Psittacosis (Chlamydophila psittaci, Chlamydia psittaci)
Infection with Chlamydophila psittaci (formerly known as Chlamydia psittaci) is cause of systemic illness in companion birds (birds kept by humans as pets) and poultry. This illness is often referred to as avian chlamydiosis (also known as psittacosis, ornithosis, and parrot fever) in birds.
C. psittaci infection can be transmitted from infected birds to humans. The disease resulting from C. psittaci infection in humans is called psittacosis (also known as parrot disease, parrot fever, and chlamydiosis). Most infections are typically acquired from exposure to pet psittacine (parrots, macaws, parakeets) birds.
Infection with C. psittaci usually occurs when a person inhales organisms that have been aerosolized from dried feces or respiratory tract secretions of infected birds. Other means of exposure include mouth-to-beak contact and handling infected birds' plumage and tissues.
Psittacosis can result in serious health problems including fatal pneumonia. Diagnosis of psittacosis can be difficult. Antibiotic treatment is recommended.
CDC Technical information about Psittacosis.

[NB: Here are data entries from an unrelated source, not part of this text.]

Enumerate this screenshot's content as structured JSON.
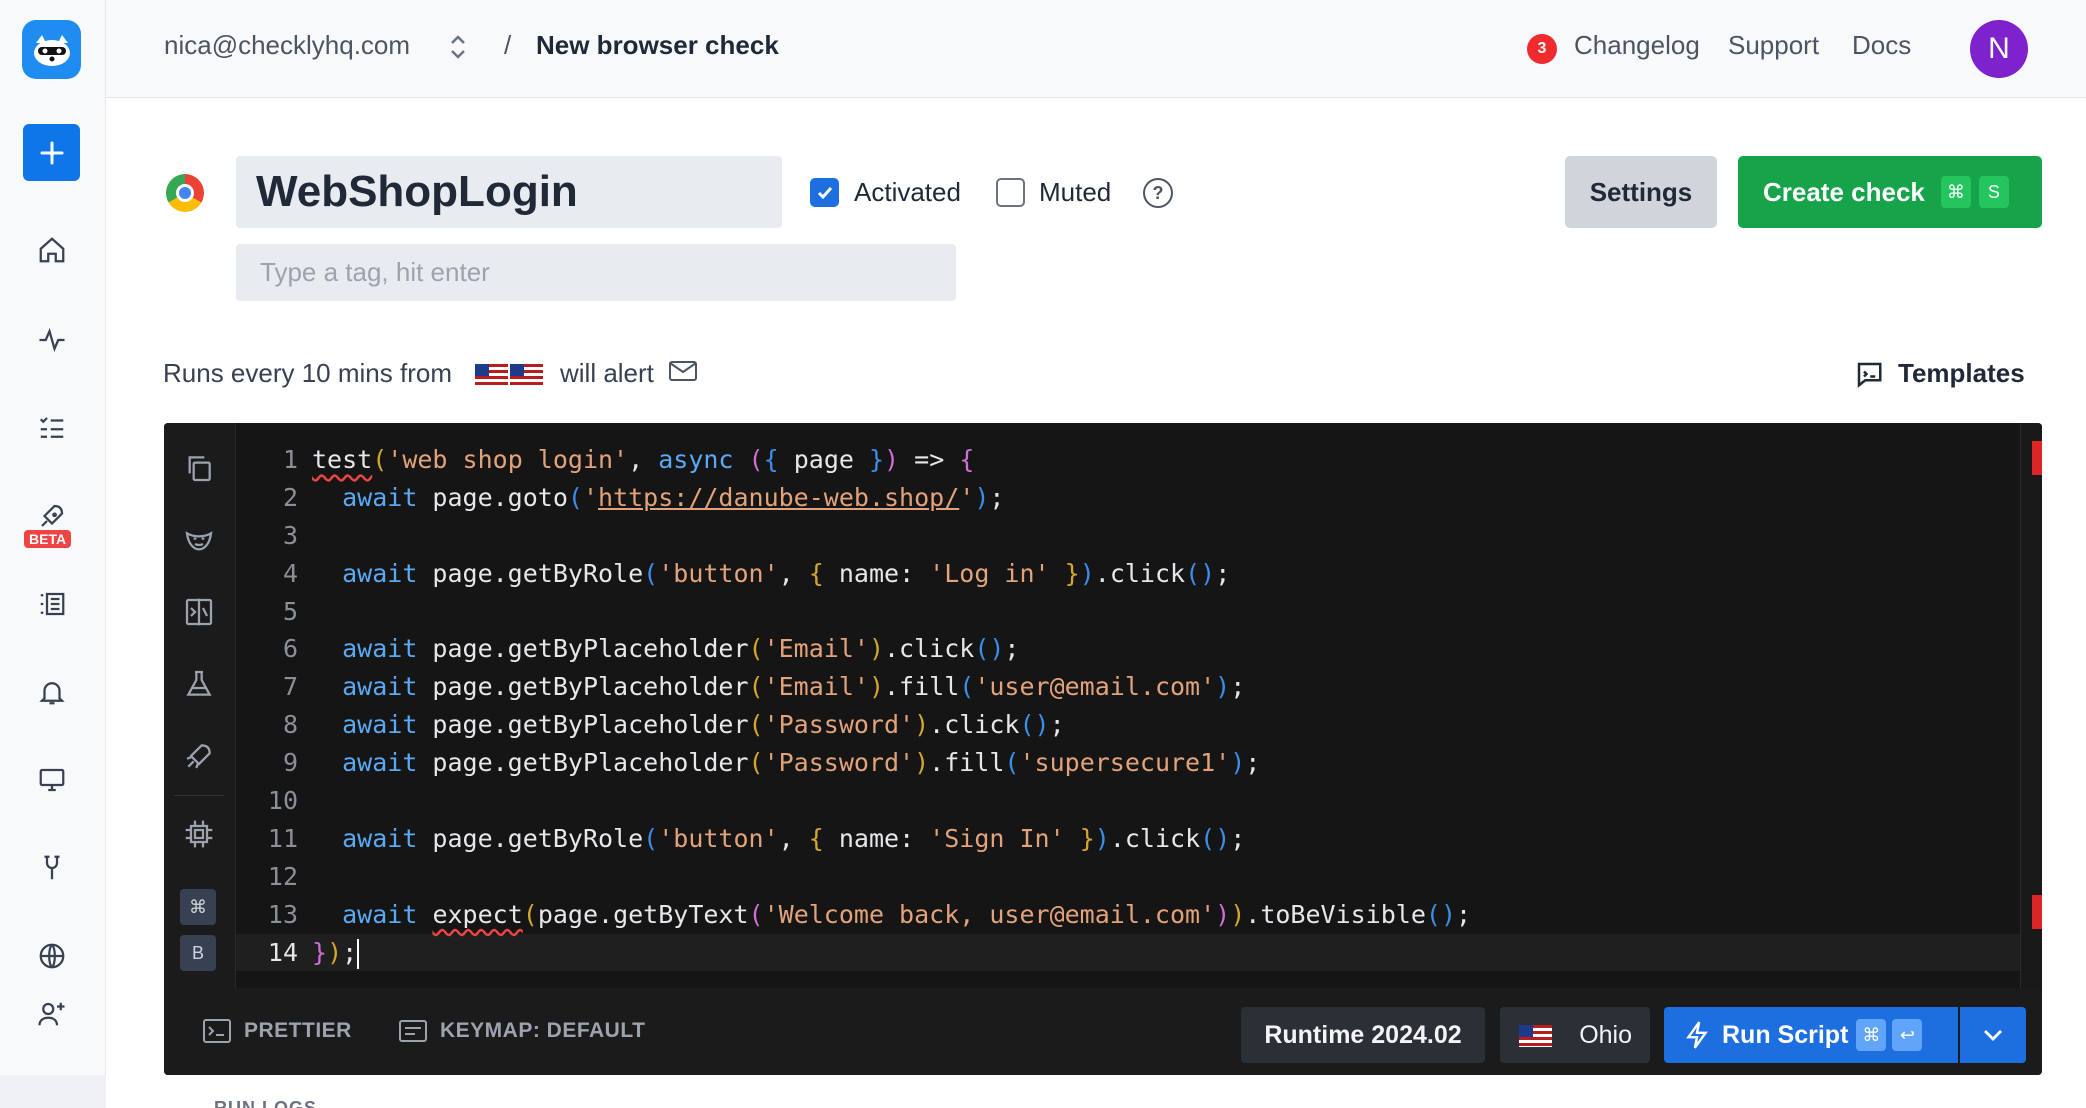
{
  "topbar": {
    "account": "nica@checklyhq.com",
    "breadcrumb_sep": "/",
    "page_title": "New browser check",
    "changelog_count": "3",
    "changelog": "Changelog",
    "support": "Support",
    "docs": "Docs",
    "avatar_initial": "N"
  },
  "sidebar": {
    "beta_badge": "BETA",
    "items": [
      "home",
      "activity",
      "checklist",
      "rocket",
      "list",
      "alerts",
      "dashboard",
      "integrations",
      "globe",
      "add-user"
    ]
  },
  "check": {
    "name": "WebShopLogin",
    "tag_placeholder": "Type a tag, hit enter",
    "activated_label": "Activated",
    "activated": true,
    "muted_label": "Muted",
    "muted": false,
    "help": "?",
    "settings_label": "Settings",
    "create_label": "Create check",
    "create_kbd": [
      "⌘",
      "S"
    ]
  },
  "schedule": {
    "runs_text": "Runs every 10 mins from",
    "alert_text": "will alert",
    "templates_label": "Templates"
  },
  "editor": {
    "kbd_keys": [
      "⌘",
      "B"
    ],
    "lines": [
      {
        "n": "1"
      },
      {
        "n": "2"
      },
      {
        "n": "3"
      },
      {
        "n": "4"
      },
      {
        "n": "5"
      },
      {
        "n": "6"
      },
      {
        "n": "7"
      },
      {
        "n": "8"
      },
      {
        "n": "9"
      },
      {
        "n": "10"
      },
      {
        "n": "11"
      },
      {
        "n": "12"
      },
      {
        "n": "13"
      },
      {
        "n": "14"
      }
    ],
    "code_text": [
      "test('web shop login', async ({ page }) => {",
      "  await page.goto('https://danube-web.shop/');",
      "",
      "  await page.getByRole('button', { name: 'Log in' }).click();",
      "",
      "  await page.getByPlaceholder('Email').click();",
      "  await page.getByPlaceholder('Email').fill('user@email.com');",
      "  await page.getByPlaceholder('Password').click();",
      "  await page.getByPlaceholder('Password').fill('supersecure1');",
      "",
      "  await page.getByRole('button', { name: 'Sign In' }).click();",
      "",
      "  await expect(page.getByText('Welcome back, user@email.com')).toBeVisible();",
      "});"
    ],
    "prettier_label": "PRETTIER",
    "keymap_label": "KEYMAP: DEFAULT",
    "runtime_label": "Runtime 2024.02",
    "location_label": "Ohio",
    "run_label": "Run Script",
    "run_kbd": [
      "⌘",
      "↩"
    ]
  },
  "below": {
    "run_logs": "RUN LOGS"
  },
  "colors": {
    "primary": "#1d6fe0",
    "success": "#16a34a",
    "avatar": "#7e22ce",
    "editor_bg": "#151515"
  }
}
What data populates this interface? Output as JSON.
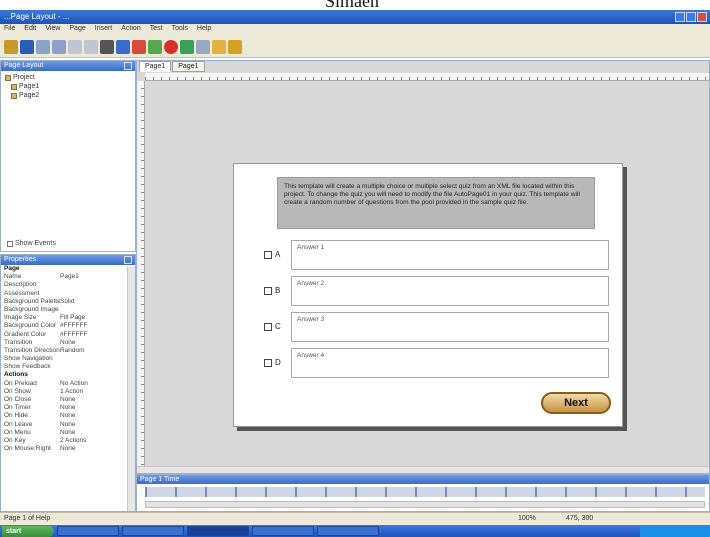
{
  "colors": {
    "accent": "#1d54b8",
    "next_button": "#c89242",
    "instructions_bg": "#b8b8b8",
    "canvas_bg": "#d8d8d8"
  },
  "top_text": "Simaen",
  "window": {
    "title": "...Page Layout - ...",
    "buttons": [
      "minimize",
      "maximize",
      "close"
    ]
  },
  "menu": [
    "File",
    "Edit",
    "View",
    "Page",
    "Insert",
    "Action",
    "Test",
    "Tools",
    "Help"
  ],
  "toolbar_icons": [
    {
      "name": "open-icon",
      "color": "#c89a2a"
    },
    {
      "name": "save-icon",
      "color": "#2b5cb8"
    },
    {
      "name": "undo-icon",
      "color": "#8aa2c8"
    },
    {
      "name": "redo-icon",
      "color": "#8aa2c8"
    },
    {
      "name": "copy-icon",
      "color": "#bfc6d2"
    },
    {
      "name": "paste-icon",
      "color": "#bfc6d2"
    },
    {
      "name": "text-icon",
      "color": "#555555"
    },
    {
      "name": "image-icon",
      "color": "#3a6cc9"
    },
    {
      "name": "shape-icon",
      "color": "#d84b3a"
    },
    {
      "name": "button-icon",
      "color": "#56a84a"
    },
    {
      "name": "record-icon",
      "color": "#d8302a"
    },
    {
      "name": "media-icon",
      "color": "#3aa05a"
    },
    {
      "name": "zoom-icon",
      "color": "#98a8c0"
    },
    {
      "name": "preview-icon",
      "color": "#e0b040"
    },
    {
      "name": "publish-icon",
      "color": "#d8a020"
    }
  ],
  "left_panel": {
    "header": "Page Layout",
    "tree": [
      {
        "label": "Project"
      },
      {
        "label": "Page1"
      },
      {
        "label": "Page2"
      }
    ],
    "show_events": "Show Events"
  },
  "properties": {
    "header": "Properties",
    "rows": [
      {
        "key": "Page",
        "value": "",
        "section": true
      },
      {
        "key": "Name",
        "value": "Page1"
      },
      {
        "key": "Description",
        "value": ""
      },
      {
        "key": "Assessment",
        "value": ""
      },
      {
        "key": "Background Palette",
        "value": "Solid"
      },
      {
        "key": "Background Image",
        "value": ""
      },
      {
        "key": "Image Size",
        "value": "Fill Page"
      },
      {
        "key": "Background Color",
        "value": "#FFFFFF"
      },
      {
        "key": "Gradient Color",
        "value": "#FFFFFF"
      },
      {
        "key": "Transition",
        "value": "None"
      },
      {
        "key": "Transition Direction",
        "value": "Random"
      },
      {
        "key": "Show Navigation",
        "value": ""
      },
      {
        "key": "Show Feedback",
        "value": ""
      },
      {
        "key": "Actions",
        "value": "",
        "section": true
      },
      {
        "key": "On Preload",
        "value": "No Action"
      },
      {
        "key": "On Show",
        "value": "1 Action"
      },
      {
        "key": "On Close",
        "value": "None"
      },
      {
        "key": "On Timer",
        "value": "None"
      },
      {
        "key": "On Hide",
        "value": "None"
      },
      {
        "key": "On Leave",
        "value": "None"
      },
      {
        "key": "On Menu",
        "value": "None"
      },
      {
        "key": "On Key",
        "value": "2 Actions"
      },
      {
        "key": "On Mouse Right",
        "value": "None"
      }
    ]
  },
  "tabs": [
    {
      "label": "Page1",
      "active": true
    },
    {
      "label": "Page1",
      "active": false
    }
  ],
  "card": {
    "instructions": "This template will create a multiple choice or multiple select quiz from an XML file located within this project. To change the quiz you will need to modify the file AutoPage01 in your quiz. This template will create a random number of questions from the pool provided in the sample quiz file.",
    "answers": [
      {
        "letter": "A",
        "text": "Answer 1"
      },
      {
        "letter": "B",
        "text": "Answer 2"
      },
      {
        "letter": "C",
        "text": "Answer 3"
      },
      {
        "letter": "D",
        "text": "Answer 4"
      }
    ],
    "next_button": "Next"
  },
  "timeline": {
    "header": "Page 1 Time"
  },
  "statusbar": {
    "left": "Page 1 of Help",
    "zoom": "100%",
    "coords": "475, 300"
  },
  "taskbar": {
    "start": "start"
  }
}
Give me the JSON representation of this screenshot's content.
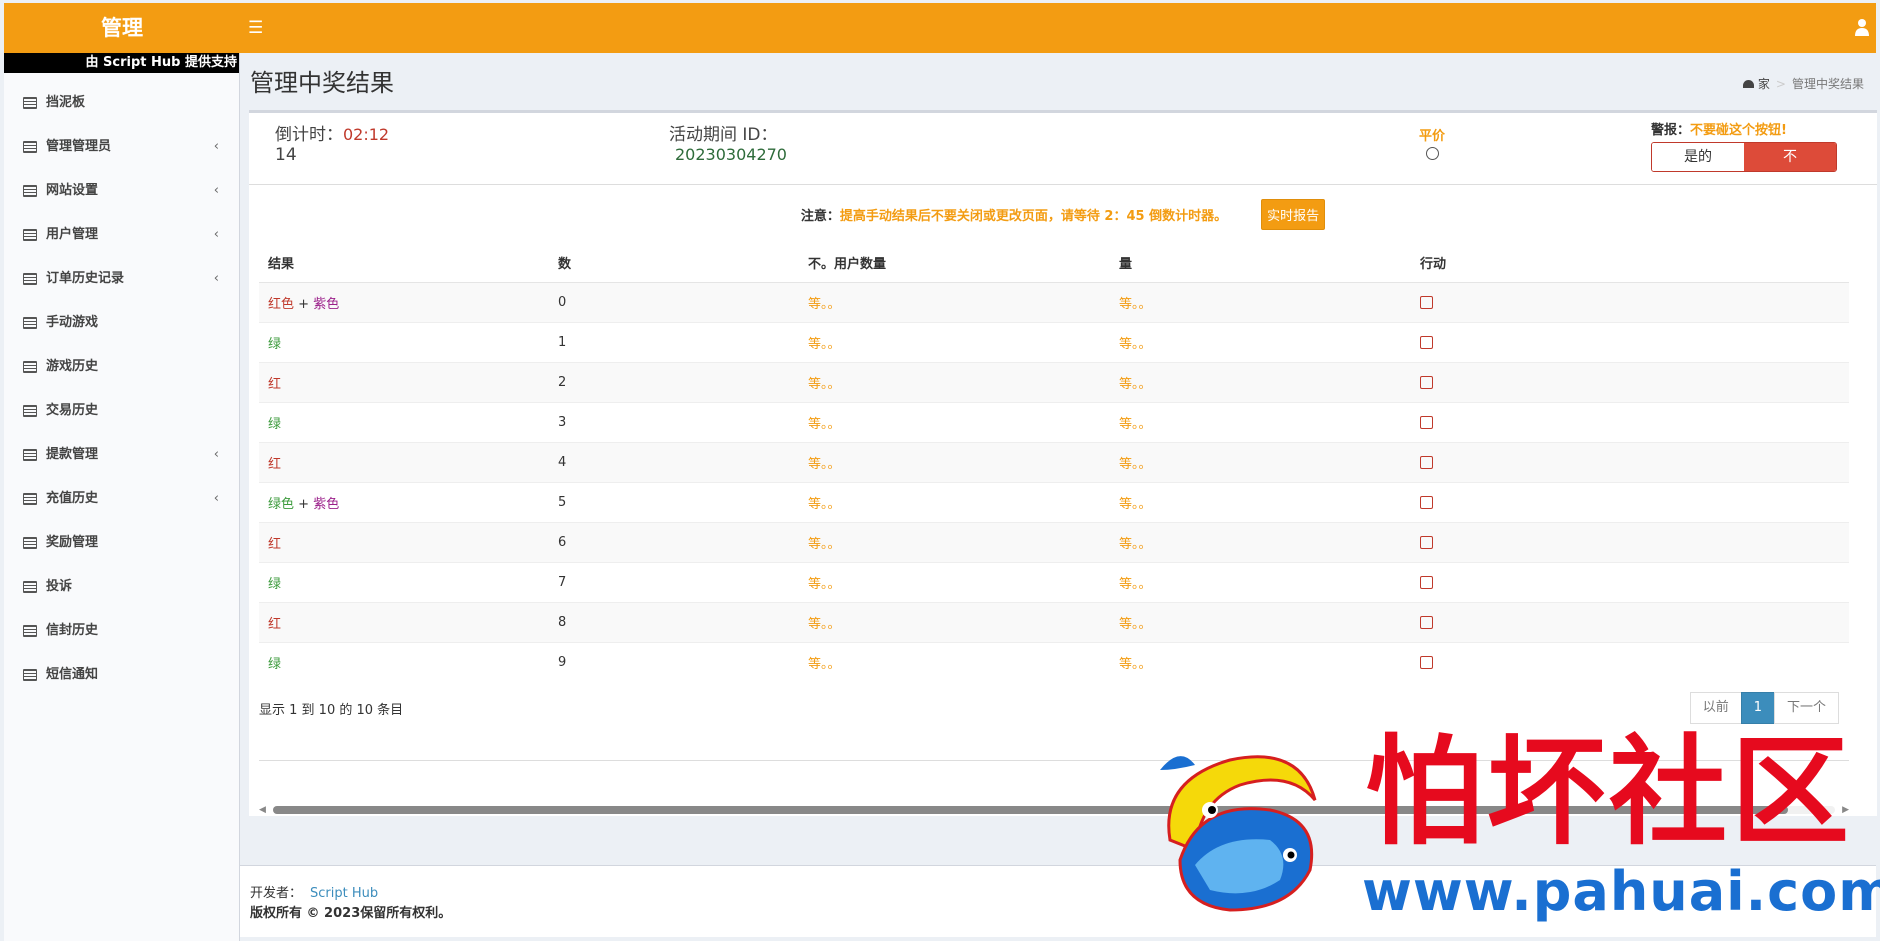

- NASPV: Compendium of Measures to Control Chlamydia psittaci Infection Among Humans (Psittacosis) and Pet Birds (Avian Chlamydiosis)
This guidance document was developed and is revised as necessary in order to assist practicing veterinarians, public health officials, physicians, the pet bird industry, and others concerned with the control of C. psittaci infection and the protection of public health.
- Compendium of Measures To Prevent Disease Associated with Animals in Public Settings, 2005
This report provides standardized recommendations for public health officials, veterinarians, animal venue operators, animal exhibitors, visitors to animal venues and exhibits, and others concerned with disease control and with minimizing risks associated with animals in public settings. The recommendation to wash hands is the single most important prevention step for reducing the risk for disease transmission. CDC.